Financial: Cindy Nehe and Pamela Masters-Farrell receives compensation from MedBridge for this course. There is no financial interest beyond the production of this course.
Non-Financial: Cindy Nehe and Pamela Masters-Farrell has no competing non-financial interests or relationships with regard to the content presented in this course.
Satisfactory completion requirements: All disciplines must complete learning assessments to be awarded credit, no minimum score required unless otherwise specified within the course.
Pamela Masters-Farrell, MSN, RN, CRRN
Pam Farrell has worked, educated, and participated in research in nursing, particularly rehabilitation nursing, since 1975. She has been responsible for management and staff development for rehabilitation facilities from 1985 to the present and is currently designing and publishing multimedia computer-based training programs for rehabilitation professionals and working as a Clinical Educator for Rehab ClassWorks,…Read full bio
Cindy Nehe, MS, CCC-SLP
Cindy Nehe has been a Speech Therapist since 2002. She has worked in a variety of settings including education, skilled nursing, outpatient, home health, acute inpatient rehabilitation, and acute care. Cindy is currently in management for an acute care hospital that specializes in cardiac and trauma care. Evaluating and treating patients with dysphagia is a…Read full bio
1. Why Do You Care About Nutrition and Hydration?
Nurses need to recognize the importance of nutrition and hydration during recovery and rehabilitation care. Next to restful sleep, nutrition and hydration are important and cost effective interventions that enable patients to optimize recovery, fully participate in therapy, and learn new skills. This chapter reviews the impact of injury/trauma on metabolic systems.
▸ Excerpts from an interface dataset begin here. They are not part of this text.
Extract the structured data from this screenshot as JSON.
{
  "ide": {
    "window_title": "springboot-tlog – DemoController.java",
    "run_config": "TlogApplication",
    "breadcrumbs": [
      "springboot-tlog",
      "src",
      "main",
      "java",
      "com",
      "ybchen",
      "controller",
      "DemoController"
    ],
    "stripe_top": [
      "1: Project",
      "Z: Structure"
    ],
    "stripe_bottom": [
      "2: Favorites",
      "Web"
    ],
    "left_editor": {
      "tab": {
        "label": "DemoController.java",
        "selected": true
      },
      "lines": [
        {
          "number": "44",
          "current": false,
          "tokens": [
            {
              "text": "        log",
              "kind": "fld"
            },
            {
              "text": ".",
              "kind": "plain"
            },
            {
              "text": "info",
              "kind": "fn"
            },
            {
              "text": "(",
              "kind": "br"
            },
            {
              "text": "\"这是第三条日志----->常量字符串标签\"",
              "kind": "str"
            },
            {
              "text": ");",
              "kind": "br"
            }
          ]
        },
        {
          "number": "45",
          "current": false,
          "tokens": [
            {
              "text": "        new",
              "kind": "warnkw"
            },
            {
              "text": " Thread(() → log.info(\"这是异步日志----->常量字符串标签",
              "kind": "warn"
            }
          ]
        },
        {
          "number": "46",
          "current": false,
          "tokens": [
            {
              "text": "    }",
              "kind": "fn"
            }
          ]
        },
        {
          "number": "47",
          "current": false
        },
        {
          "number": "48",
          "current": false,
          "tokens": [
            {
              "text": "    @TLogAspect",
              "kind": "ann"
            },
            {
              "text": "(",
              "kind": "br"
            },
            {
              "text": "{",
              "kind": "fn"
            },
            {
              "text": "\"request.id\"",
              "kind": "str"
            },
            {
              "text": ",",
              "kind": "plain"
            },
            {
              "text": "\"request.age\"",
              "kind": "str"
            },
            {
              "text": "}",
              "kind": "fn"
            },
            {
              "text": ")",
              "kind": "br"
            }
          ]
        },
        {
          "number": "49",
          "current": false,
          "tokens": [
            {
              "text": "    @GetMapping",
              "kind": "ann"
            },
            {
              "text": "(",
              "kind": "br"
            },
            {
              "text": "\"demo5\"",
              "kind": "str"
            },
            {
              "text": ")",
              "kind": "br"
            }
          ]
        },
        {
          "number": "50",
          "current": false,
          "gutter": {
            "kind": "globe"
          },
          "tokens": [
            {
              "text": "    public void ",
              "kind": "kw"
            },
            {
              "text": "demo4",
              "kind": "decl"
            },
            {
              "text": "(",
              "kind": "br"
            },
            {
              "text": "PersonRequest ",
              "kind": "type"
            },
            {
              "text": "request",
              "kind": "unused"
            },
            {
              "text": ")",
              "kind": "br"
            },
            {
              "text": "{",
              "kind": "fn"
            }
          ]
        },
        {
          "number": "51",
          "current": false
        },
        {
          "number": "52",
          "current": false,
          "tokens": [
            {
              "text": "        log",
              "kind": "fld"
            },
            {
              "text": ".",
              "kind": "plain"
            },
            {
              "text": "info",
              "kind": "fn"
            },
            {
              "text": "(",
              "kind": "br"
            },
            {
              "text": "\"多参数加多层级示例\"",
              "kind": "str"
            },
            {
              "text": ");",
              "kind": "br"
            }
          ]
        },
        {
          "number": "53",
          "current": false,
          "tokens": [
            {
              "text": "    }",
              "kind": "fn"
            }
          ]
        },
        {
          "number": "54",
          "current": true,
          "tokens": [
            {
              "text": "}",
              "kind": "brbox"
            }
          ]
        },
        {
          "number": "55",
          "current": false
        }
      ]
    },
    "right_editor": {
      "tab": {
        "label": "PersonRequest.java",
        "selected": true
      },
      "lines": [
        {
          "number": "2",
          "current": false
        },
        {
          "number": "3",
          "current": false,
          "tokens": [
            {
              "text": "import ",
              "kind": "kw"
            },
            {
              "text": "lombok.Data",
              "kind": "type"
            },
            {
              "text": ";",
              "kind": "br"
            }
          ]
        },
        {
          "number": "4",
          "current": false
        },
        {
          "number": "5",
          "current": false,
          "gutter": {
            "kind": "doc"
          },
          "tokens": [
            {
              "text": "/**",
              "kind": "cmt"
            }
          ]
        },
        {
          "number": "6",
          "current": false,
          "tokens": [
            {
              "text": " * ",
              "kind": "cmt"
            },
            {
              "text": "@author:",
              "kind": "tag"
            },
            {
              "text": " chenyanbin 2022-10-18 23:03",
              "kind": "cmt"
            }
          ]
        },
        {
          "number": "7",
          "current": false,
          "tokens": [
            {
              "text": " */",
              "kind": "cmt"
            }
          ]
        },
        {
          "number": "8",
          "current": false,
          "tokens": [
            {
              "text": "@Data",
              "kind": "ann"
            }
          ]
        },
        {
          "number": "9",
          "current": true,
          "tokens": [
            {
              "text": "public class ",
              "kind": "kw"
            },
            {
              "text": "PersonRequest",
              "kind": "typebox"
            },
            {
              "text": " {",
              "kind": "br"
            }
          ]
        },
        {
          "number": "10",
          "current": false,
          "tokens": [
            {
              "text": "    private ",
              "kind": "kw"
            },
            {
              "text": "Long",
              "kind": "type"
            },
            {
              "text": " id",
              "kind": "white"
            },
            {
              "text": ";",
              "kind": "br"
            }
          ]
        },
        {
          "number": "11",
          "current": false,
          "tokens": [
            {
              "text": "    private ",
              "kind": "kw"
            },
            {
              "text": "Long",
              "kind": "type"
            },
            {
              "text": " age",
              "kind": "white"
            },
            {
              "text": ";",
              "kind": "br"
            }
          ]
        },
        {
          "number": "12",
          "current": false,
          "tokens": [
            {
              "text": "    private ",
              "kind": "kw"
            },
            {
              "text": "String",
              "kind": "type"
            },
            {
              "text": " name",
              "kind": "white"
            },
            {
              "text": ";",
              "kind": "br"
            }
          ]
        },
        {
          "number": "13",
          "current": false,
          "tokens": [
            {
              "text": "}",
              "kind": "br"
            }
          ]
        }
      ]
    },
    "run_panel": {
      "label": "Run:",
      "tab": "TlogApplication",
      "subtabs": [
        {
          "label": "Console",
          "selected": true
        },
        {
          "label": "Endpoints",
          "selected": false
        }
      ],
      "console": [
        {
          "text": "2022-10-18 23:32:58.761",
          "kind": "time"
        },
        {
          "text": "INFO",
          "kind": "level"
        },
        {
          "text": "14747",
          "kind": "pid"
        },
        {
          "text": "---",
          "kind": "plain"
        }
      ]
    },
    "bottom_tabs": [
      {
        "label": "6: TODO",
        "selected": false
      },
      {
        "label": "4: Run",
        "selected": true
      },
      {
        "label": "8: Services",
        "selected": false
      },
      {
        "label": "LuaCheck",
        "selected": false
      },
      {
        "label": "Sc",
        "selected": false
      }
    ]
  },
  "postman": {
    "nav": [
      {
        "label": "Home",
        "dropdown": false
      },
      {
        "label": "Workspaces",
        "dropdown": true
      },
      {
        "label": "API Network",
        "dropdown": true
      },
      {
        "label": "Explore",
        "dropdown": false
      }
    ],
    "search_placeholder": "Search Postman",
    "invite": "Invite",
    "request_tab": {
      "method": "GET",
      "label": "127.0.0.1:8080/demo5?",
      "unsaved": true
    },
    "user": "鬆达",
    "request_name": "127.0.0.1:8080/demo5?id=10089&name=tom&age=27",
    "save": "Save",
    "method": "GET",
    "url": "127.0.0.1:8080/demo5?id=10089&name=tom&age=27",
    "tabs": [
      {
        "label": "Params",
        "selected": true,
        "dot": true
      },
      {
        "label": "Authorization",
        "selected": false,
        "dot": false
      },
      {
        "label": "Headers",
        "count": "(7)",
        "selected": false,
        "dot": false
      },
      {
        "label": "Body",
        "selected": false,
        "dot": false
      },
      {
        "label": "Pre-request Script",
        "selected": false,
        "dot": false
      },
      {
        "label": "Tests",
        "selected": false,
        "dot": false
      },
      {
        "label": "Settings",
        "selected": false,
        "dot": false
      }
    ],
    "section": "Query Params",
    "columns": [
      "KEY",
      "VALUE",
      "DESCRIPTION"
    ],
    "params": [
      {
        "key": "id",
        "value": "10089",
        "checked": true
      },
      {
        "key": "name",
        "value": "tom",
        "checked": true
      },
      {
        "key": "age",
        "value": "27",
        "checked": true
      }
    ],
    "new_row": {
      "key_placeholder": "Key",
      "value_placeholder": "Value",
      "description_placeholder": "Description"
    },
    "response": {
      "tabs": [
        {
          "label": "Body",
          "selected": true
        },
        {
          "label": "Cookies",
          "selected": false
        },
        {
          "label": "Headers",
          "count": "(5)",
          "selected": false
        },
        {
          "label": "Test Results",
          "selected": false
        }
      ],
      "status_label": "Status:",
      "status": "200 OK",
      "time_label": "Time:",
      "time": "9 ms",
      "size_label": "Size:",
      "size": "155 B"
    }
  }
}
2. Impact of Inadequate Nutrition and Hydration
This chapter continues the review of the impact of inadequate nutrition and hydration on rehabilitation process, function, and health. Reasons why rehabilitation nurses should attend to recognizing and actively preventing nutrition and hydration problems are discussed.
3. Impact of Dysphagia
Interventions for persons with dysphagia often include restrictions in types of food and prescribed consistency of liquids. While necessary for respiratory health, these restrictions can have negative impacts on overall ability to participate in care. This chapter identifies the potential impact of these restrictions on health and function and proposes options for reducing that risk.
4. Role of the Rehabilitation Nurse
Nurses are the team members who spend the most time with the patient and are, therefore, most influential in preventing nutrition and hydration problems, particularly in patients with dysphagia. But, in order to do this, they must closely coordinate their work with other members of the team. In this chapter, participants will review how to work more effectively with those team members.